Thursday, May 24, 2012

Loading Up Chekhov's Armory

"If you say in the first chapter that there is a rifle hanging on the wall, in the second or third chapter it absolutely must go off. If it's not going to be fired, it shouldn't be hanging there."

Anton Chekhov's famous quote, in turns out, wasn't quite what I thought it was.  I had thought it was, "If a gun is hanging on the wall in Act I, it must be fired in Act III.  If it is fired in Act III, it must be seen on the wall in Act I."  The essence is still the same, but Chekov's actual quote emphasizes not setting up foreshadowing that isn't paid off.

Now, this sets up the fundamental difference between the Plotter and the Pantser in terms of foreshadowing-- especially if we're talking about a long-term, multi-part project.  The Plotter has a payoff in mind when the foreshadowing is seeded.  The Pantser seeds something in hopes of a strong payoff coming from it.  I'm not saying one is good and the other is bad, mind you.  I just know which one works for me.  (It's the former.)

But the thing with long term plans (or long term made-up-as-you-go) is "Act III", as it were, could be a long way down the road.  The writer might know how it's going to pay off, but the when is in the foggy horizon.  And that's OK.

With a BIG long-term project, though, you're going to need a lot of guns.  You might not hang them all up on the wall at once, but you know you're going to need them.

This is relevant right now, for me, as I've recently figured out the details of several guns I intend to be shooting much further down the road.  On top of that, I've been asked to fill some more wall space in my current drafts of things.  These two things, combined, present an excellent opportunity.

So I'm off to stock up the armory.


Patrice Sarath said...

there's another pantser approach, but it works only for a single volume rather than a series -- the gun goes off in Act III, and on the editing pass you put it on the wall in Act I.

Marshall Ryan Maresca said...

Exactly.
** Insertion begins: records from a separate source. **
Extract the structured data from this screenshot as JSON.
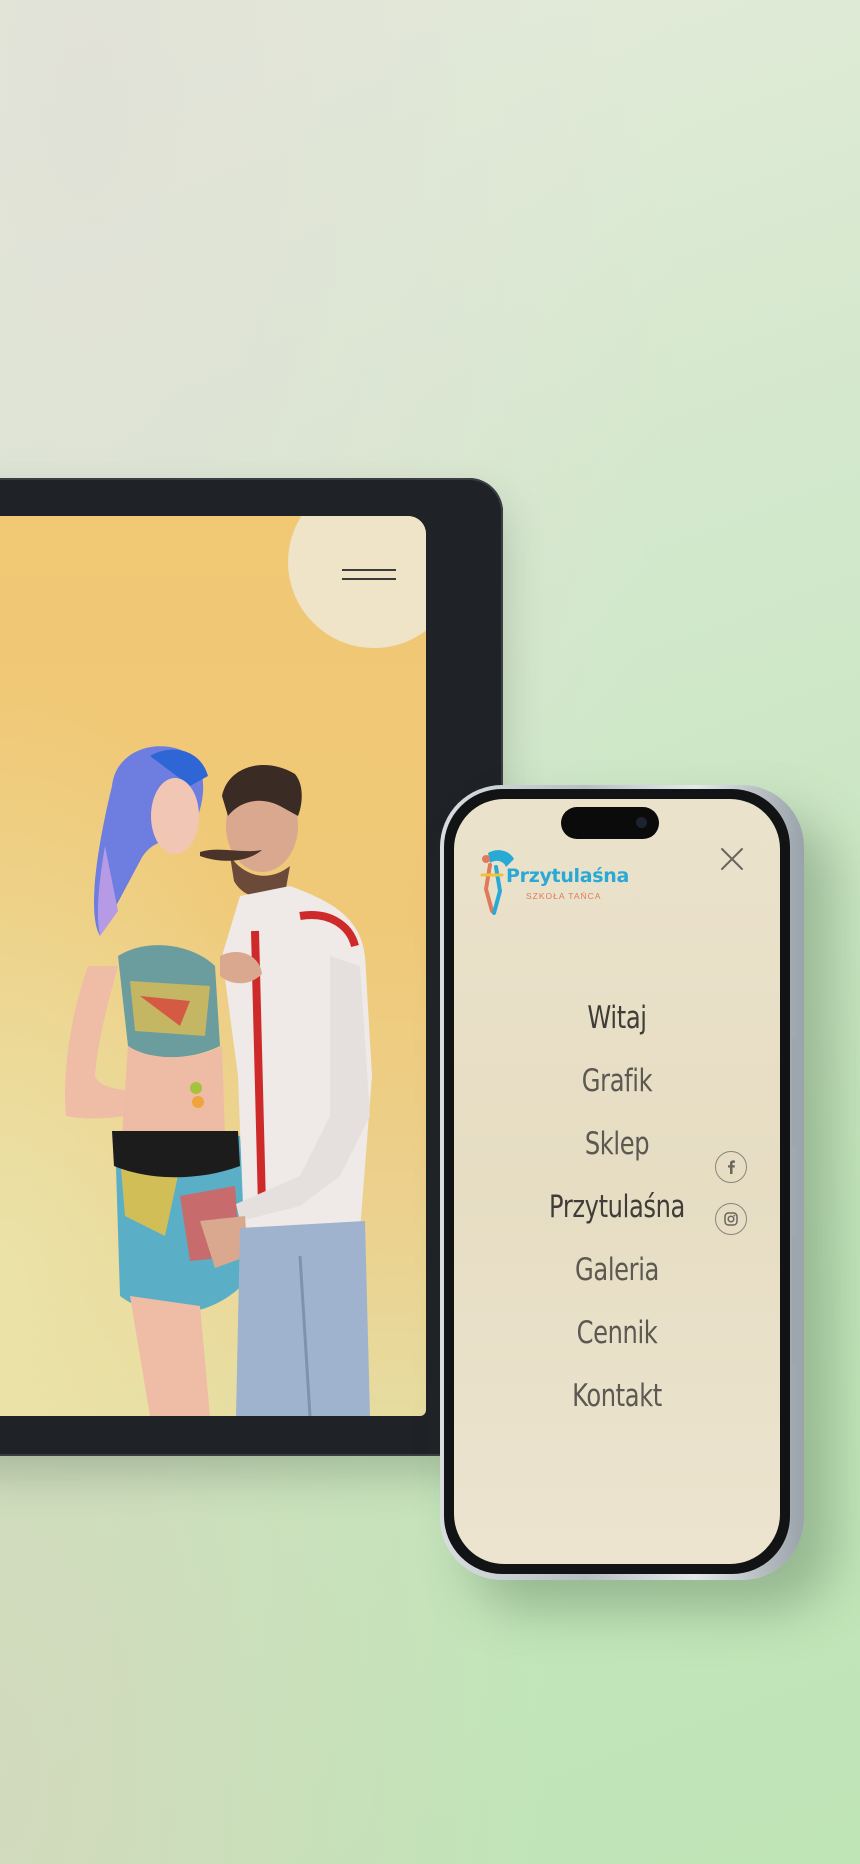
{
  "colors": {
    "brand_blue": "#29a9d6",
    "brand_orange": "#e07a5a",
    "menu_text": "#5c5852",
    "tablet_bg": "#f1c874",
    "phone_bg": "#ebe2cc"
  },
  "tablet": {
    "menu_icon": "hamburger-menu-icon"
  },
  "phone": {
    "logo": {
      "name": "Przytulaśna",
      "subtitle": "SZKOŁA TAŃCA"
    },
    "close_icon": "close-icon",
    "nav": [
      {
        "label": "Witaj"
      },
      {
        "label": "Grafik"
      },
      {
        "label": "Sklep"
      },
      {
        "label": "Przytulaśna"
      },
      {
        "label": "Galeria"
      },
      {
        "label": "Cennik"
      },
      {
        "label": "Kontakt"
      }
    ],
    "social": [
      {
        "icon": "facebook-icon"
      },
      {
        "icon": "instagram-icon"
      }
    ]
  }
}
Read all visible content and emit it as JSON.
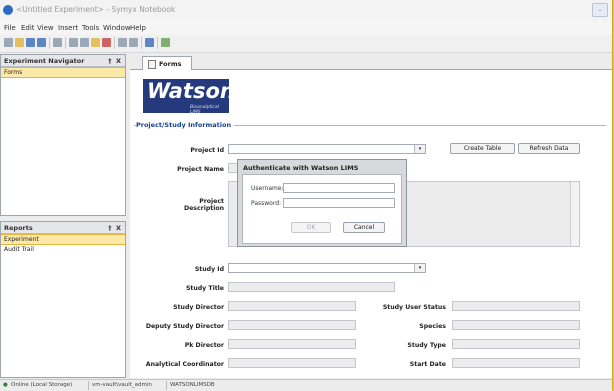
{
  "window": {
    "title": "<Untitled Experiment> - Symyx Notebook"
  },
  "menu": [
    "File",
    "Edit",
    "View",
    "Insert",
    "Tools",
    "Window",
    "Help"
  ],
  "navigator": {
    "title": "Experiment Navigator",
    "pin": "†",
    "close": "X",
    "items": [
      "Forms"
    ]
  },
  "reports": {
    "title": "Reports",
    "pin": "†",
    "close": "X",
    "items": [
      "Experiment",
      "Audit Trail"
    ]
  },
  "tab": {
    "label": "Forms"
  },
  "brand": {
    "name": "Watson",
    "tagline": "Bioanalytical LIMS"
  },
  "section_title": "Project/Study Information",
  "buttons": {
    "create_table": "Create Table",
    "refresh_data": "Refresh Data"
  },
  "fields": {
    "project_id": "Project Id",
    "project_name": "Project Name",
    "project_description": "Project\nDescription",
    "study_id": "Study Id",
    "study_title": "Study Title",
    "study_director": "Study Director",
    "deputy_study_director": "Deputy Study Director",
    "pk_director": "Pk Director",
    "analytical_coordinator": "Analytical Coordinator",
    "study_user_status": "Study User Status",
    "species": "Species",
    "study_type": "Study Type",
    "start_date": "Start Date"
  },
  "dialog": {
    "title": "Authenticate with Watson LIMS",
    "username_label": "Username:",
    "password_label": "Password:",
    "ok": "OK",
    "cancel": "Cancel"
  },
  "status": {
    "left": "Online (Local Storage)",
    "server": "vm-vault\\vault_admin",
    "instance": "WATSONLIMSDB"
  },
  "icons": {
    "dropdown": "▾"
  }
}
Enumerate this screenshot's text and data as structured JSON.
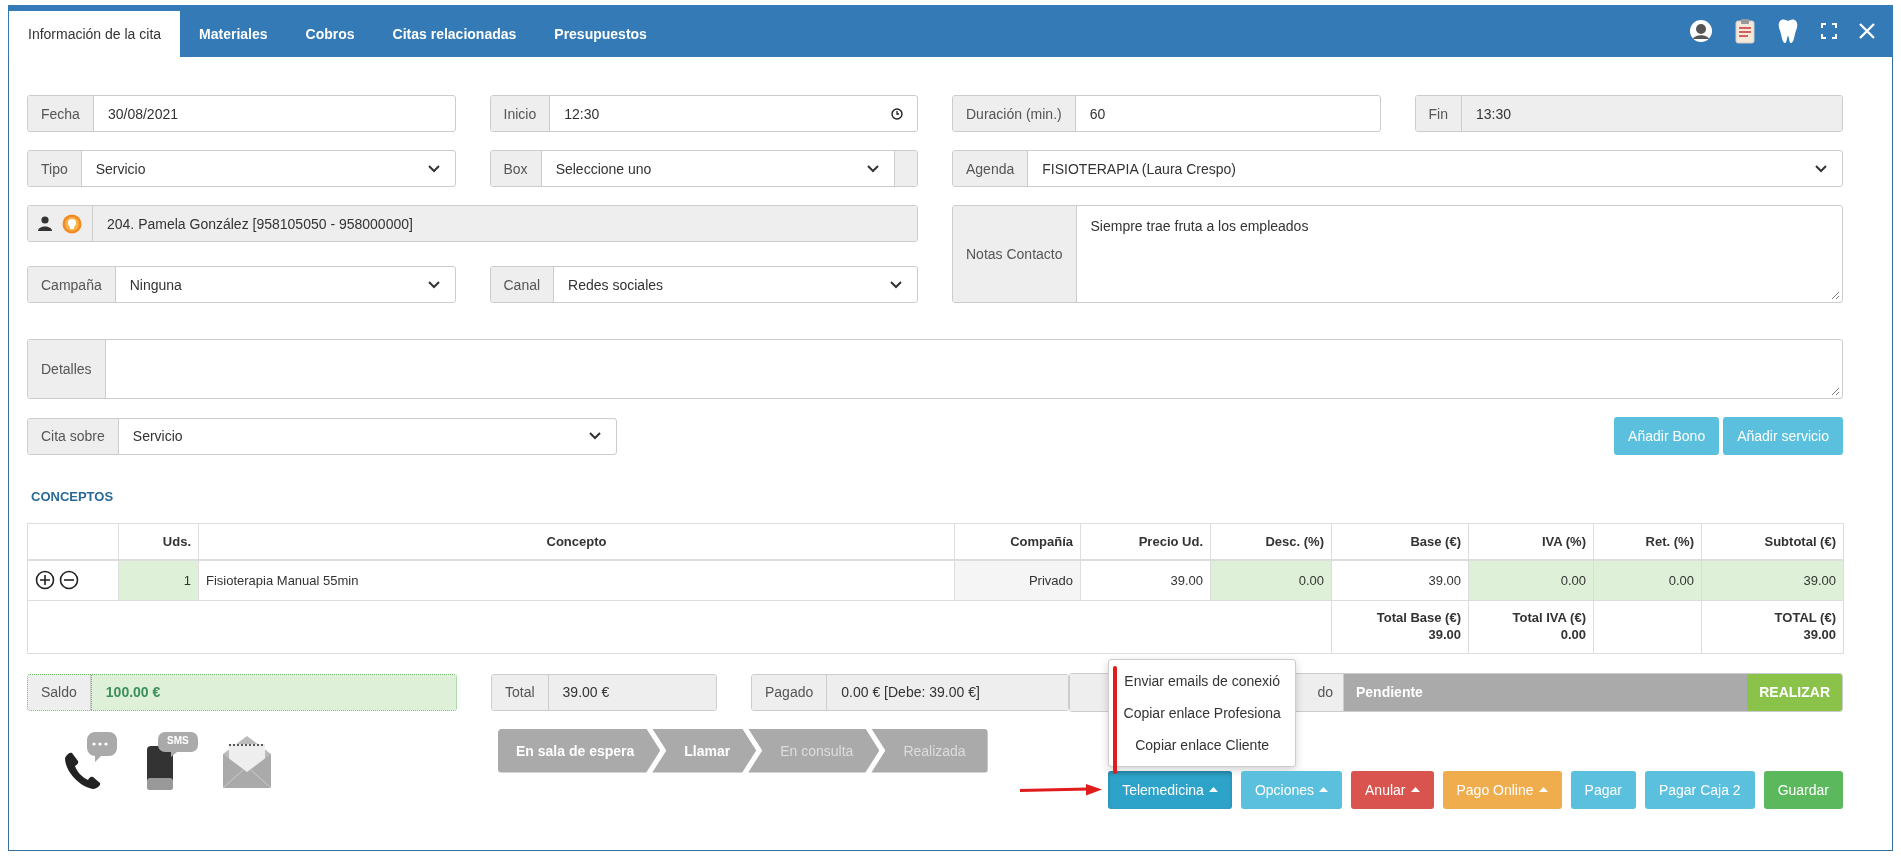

Though knowing the way I work, if I came up with a gun to shoot while writing act three, I would pretty much stop and go back and put it in Act I then.